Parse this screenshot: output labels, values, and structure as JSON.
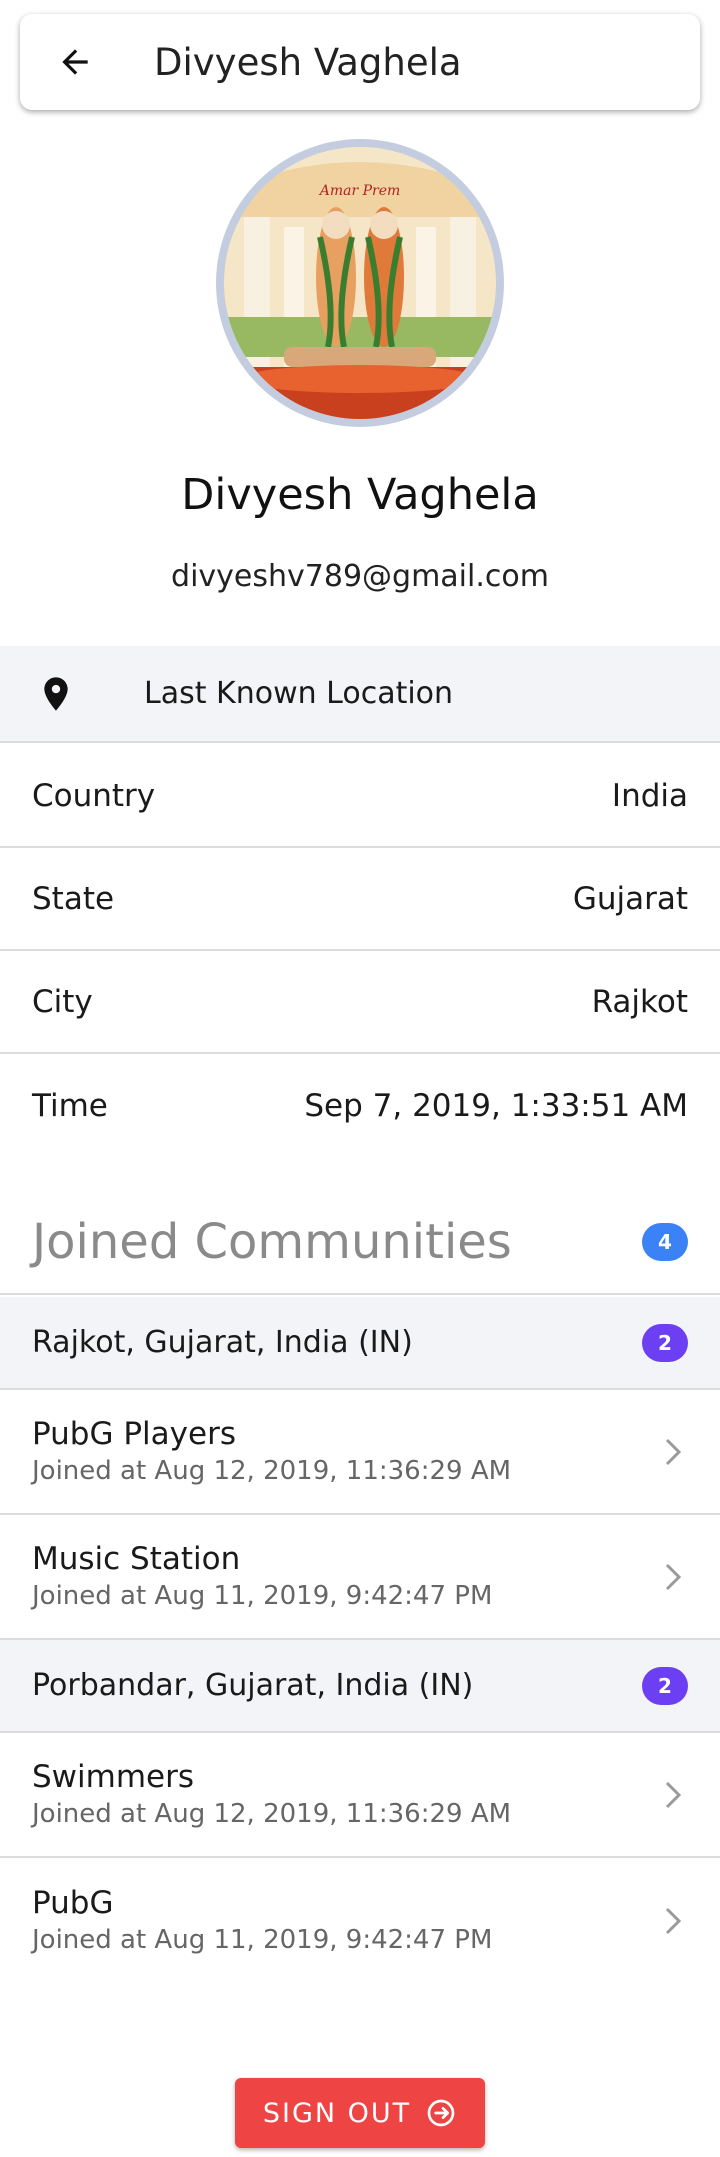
{
  "header": {
    "title": "Divyesh Vaghela",
    "back_icon": "arrow-left-icon"
  },
  "profile": {
    "name": "Divyesh Vaghela",
    "email": "divyeshv789@gmail.com",
    "avatar_caption": "Amar Prem"
  },
  "location": {
    "title": "Last Known Location",
    "icon": "location-pin-icon",
    "rows": [
      {
        "label": "Country",
        "value": "India"
      },
      {
        "label": "State",
        "value": "Gujarat"
      },
      {
        "label": "City",
        "value": "Rajkot"
      },
      {
        "label": "Time",
        "value": "Sep 7, 2019, 1:33:51 AM"
      }
    ]
  },
  "communities": {
    "title": "Joined Communities",
    "count": "4",
    "groups": [
      {
        "name": "Rajkot, Gujarat, India (IN)",
        "count": "2",
        "items": [
          {
            "name": "PubG Players",
            "joined": "Joined at Aug 12, 2019, 11:36:29 AM"
          },
          {
            "name": "Music Station",
            "joined": "Joined at Aug 11, 2019, 9:42:47 PM"
          }
        ]
      },
      {
        "name": "Porbandar, Gujarat, India (IN)",
        "count": "2",
        "items": [
          {
            "name": "Swimmers",
            "joined": "Joined at Aug 12, 2019, 11:36:29 AM"
          },
          {
            "name": "PubG",
            "joined": "Joined at Aug 11, 2019, 9:42:47 PM"
          }
        ]
      }
    ]
  },
  "signout": {
    "label": "SIGN OUT",
    "icon": "logout-icon"
  },
  "colors": {
    "accent_blue": "#3b82f6",
    "accent_purple": "#6d3ff2",
    "signout_red": "#ef4444",
    "section_bg": "#f3f4f7"
  }
}
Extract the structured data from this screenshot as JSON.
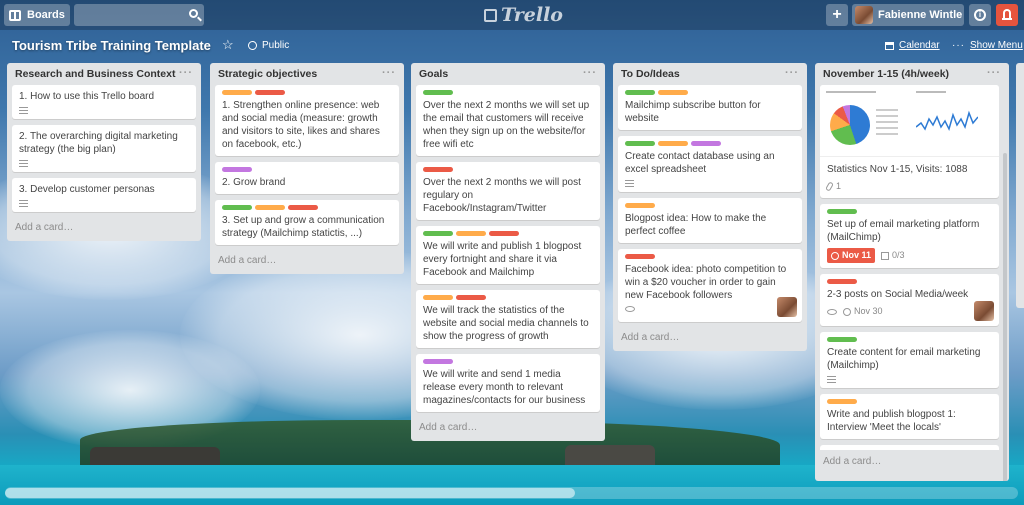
{
  "header": {
    "boards_label": "Boards",
    "search_value": "",
    "logo_text": "Trello",
    "add_label": "+",
    "user_name": "Fabienne Wintle",
    "info_label": "i"
  },
  "board": {
    "title": "Tourism Tribe Training Template",
    "star": "☆",
    "visibility": "Public",
    "calendar_label": "Calendar",
    "menu_dots": "···",
    "show_menu_label": "Show Menu"
  },
  "lists": [
    {
      "title": "Research and Business Context",
      "menu": "···",
      "add_card": "Add a card…",
      "cards": [
        {
          "text": "1. How to use this Trello board"
        },
        {
          "text": "2. The overarching digital marketing strategy (the big plan)"
        },
        {
          "text": "3. Develop customer personas"
        }
      ]
    },
    {
      "title": "Strategic objectives",
      "menu": "···",
      "add_card": "Add a card…",
      "cards": [
        {
          "text": "1. Strengthen online presence: web and social media (measure: growth and visitors to site, likes and shares on facebook, etc.)",
          "labels": [
            "orange",
            "red"
          ]
        },
        {
          "text": "2. Grow brand",
          "labels": [
            "purple"
          ]
        },
        {
          "text": "3. Set up and grow a communication strategy (Mailchimp statictis, ...)",
          "labels": [
            "green",
            "orange",
            "red"
          ]
        }
      ]
    },
    {
      "title": "Goals",
      "menu": "···",
      "add_card": "Add a card…",
      "cards": [
        {
          "text": "Over the next 2 months we will set up the email that customers will receive when they sign up on the website/for free wifi etc",
          "labels": [
            "green"
          ]
        },
        {
          "text": "Over the next 2 months we will post regulary on Facebook/Instagram/Twitter",
          "labels": [
            "red"
          ]
        },
        {
          "text": "We will write and publish 1 blogpost every fortnight and share it via Facebook and Mailchimp",
          "labels": [
            "green",
            "orange",
            "red"
          ]
        },
        {
          "text": "We will track the statistics of the website and social media channels to show the progress of growth",
          "labels": [
            "orange",
            "red"
          ]
        },
        {
          "text": "We will write and send 1 media release every month to relevant magazines/contacts for our business",
          "labels": [
            "purple"
          ]
        }
      ]
    },
    {
      "title": "To Do/Ideas",
      "menu": "···",
      "add_card": "Add a card…",
      "cards": [
        {
          "text": "Mailchimp subscribe button for website",
          "labels": [
            "green",
            "orange"
          ]
        },
        {
          "text": "Create contact database using an excel spreadsheet",
          "labels": [
            "green",
            "orange",
            "purple"
          ]
        },
        {
          "text": "Blogpost idea: How to make the perfect coffee",
          "labels": [
            "orange"
          ]
        },
        {
          "text": "Facebook idea: photo competition to win a $20 voucher in order to gain new Facebook followers",
          "labels": [
            "red"
          ]
        }
      ]
    },
    {
      "title": "November 1-15 (4h/week)",
      "menu": "···",
      "add_card": "Add a card…",
      "cards": [
        {
          "text": "Statistics Nov 1-15, Visits: 1088",
          "attachments": "1"
        },
        {
          "text": "Set up of email marketing platform (MailChimp)",
          "labels": [
            "green"
          ],
          "due": "Nov 11",
          "checklist": "0/3"
        },
        {
          "text": "2-3 posts on Social Media/week",
          "labels": [
            "red"
          ],
          "due": "Nov 30"
        },
        {
          "text": "Create content for email marketing (Mailchimp)",
          "labels": [
            "green"
          ]
        },
        {
          "text": "Write and publish blogpost 1: Interview 'Meet the locals'",
          "labels": [
            "orange"
          ]
        }
      ]
    }
  ],
  "colors": {
    "green": "#61bd4f",
    "orange": "#ffab4a",
    "red": "#eb5a46",
    "purple": "#c377e0",
    "list_bg": "#e2e4e6"
  }
}
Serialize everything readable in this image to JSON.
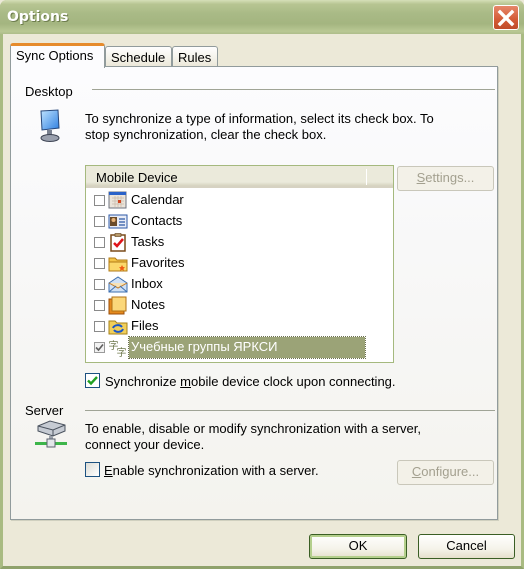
{
  "window": {
    "title": "Options",
    "close_icon": "close-x-icon"
  },
  "tabs": [
    {
      "label": "Sync Options",
      "active": true
    },
    {
      "label": "Schedule",
      "active": false
    },
    {
      "label": "Rules",
      "active": false
    }
  ],
  "desktop": {
    "section_label": "Desktop",
    "icon": "desktop-computer-icon",
    "description_line1": "To synchronize a type of information, select its check box. To",
    "description_line2": "stop synchronization, clear the check box.",
    "list_header": "Mobile Device",
    "items": [
      {
        "label": "Calendar",
        "icon": "calendar-icon",
        "checked": false,
        "selected": false
      },
      {
        "label": "Contacts",
        "icon": "contacts-icon",
        "checked": false,
        "selected": false
      },
      {
        "label": "Tasks",
        "icon": "tasks-icon",
        "checked": false,
        "selected": false
      },
      {
        "label": "Favorites",
        "icon": "favorites-folder-icon",
        "checked": false,
        "selected": false
      },
      {
        "label": "Inbox",
        "icon": "inbox-envelope-icon",
        "checked": false,
        "selected": false
      },
      {
        "label": "Notes",
        "icon": "notes-icon",
        "checked": false,
        "selected": false
      },
      {
        "label": "Files",
        "icon": "files-sync-folder-icon",
        "checked": false,
        "selected": false
      },
      {
        "label": "Учебные группы ЯРКСИ",
        "icon": "kanji-provider-icon",
        "checked": true,
        "selected": true
      }
    ],
    "settings_button": {
      "prefix": "",
      "accel": "S",
      "rest": "ettings...",
      "enabled": false
    },
    "clock_checkbox": {
      "prefix": "Synchronize ",
      "accel": "m",
      "rest": "obile device clock upon connecting.",
      "checked": true
    }
  },
  "server": {
    "section_label": "Server",
    "icon": "server-network-icon",
    "description_line1": "To enable, disable or modify synchronization with a server,",
    "description_line2": "connect your device.",
    "enable_checkbox": {
      "accel": "E",
      "rest": "nable synchronization with a server.",
      "checked": false
    },
    "configure_button": {
      "accel": "C",
      "rest": "onfigure...",
      "enabled": false
    }
  },
  "footer": {
    "ok_label": "OK",
    "cancel_label": "Cancel"
  },
  "colors": {
    "titlebar": "#a9ba86",
    "active_tab_accent": "#e68b2c",
    "selection": "#9ba377",
    "close_button": "#d35a35",
    "check_green": "#21a121"
  }
}
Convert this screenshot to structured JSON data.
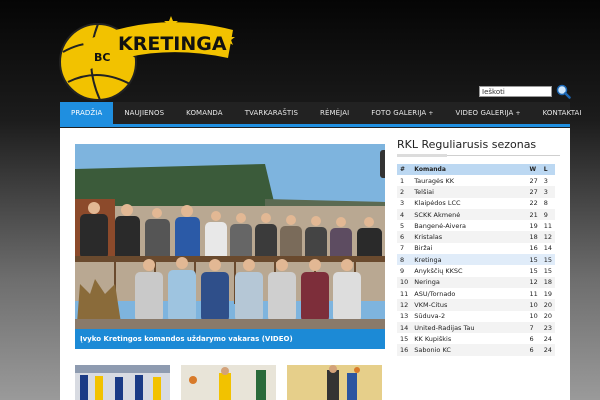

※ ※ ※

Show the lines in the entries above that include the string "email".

    "email": "divyeshv789@gmail.com",
          "text": "Over the next 2 months we will set up the email that customers will receive when they sign up on the website/for free wifi etc",
          "text": "Set up of email marketing platform (MailChimp)",
          "text": "Create content for email marketing (Mailchimp)",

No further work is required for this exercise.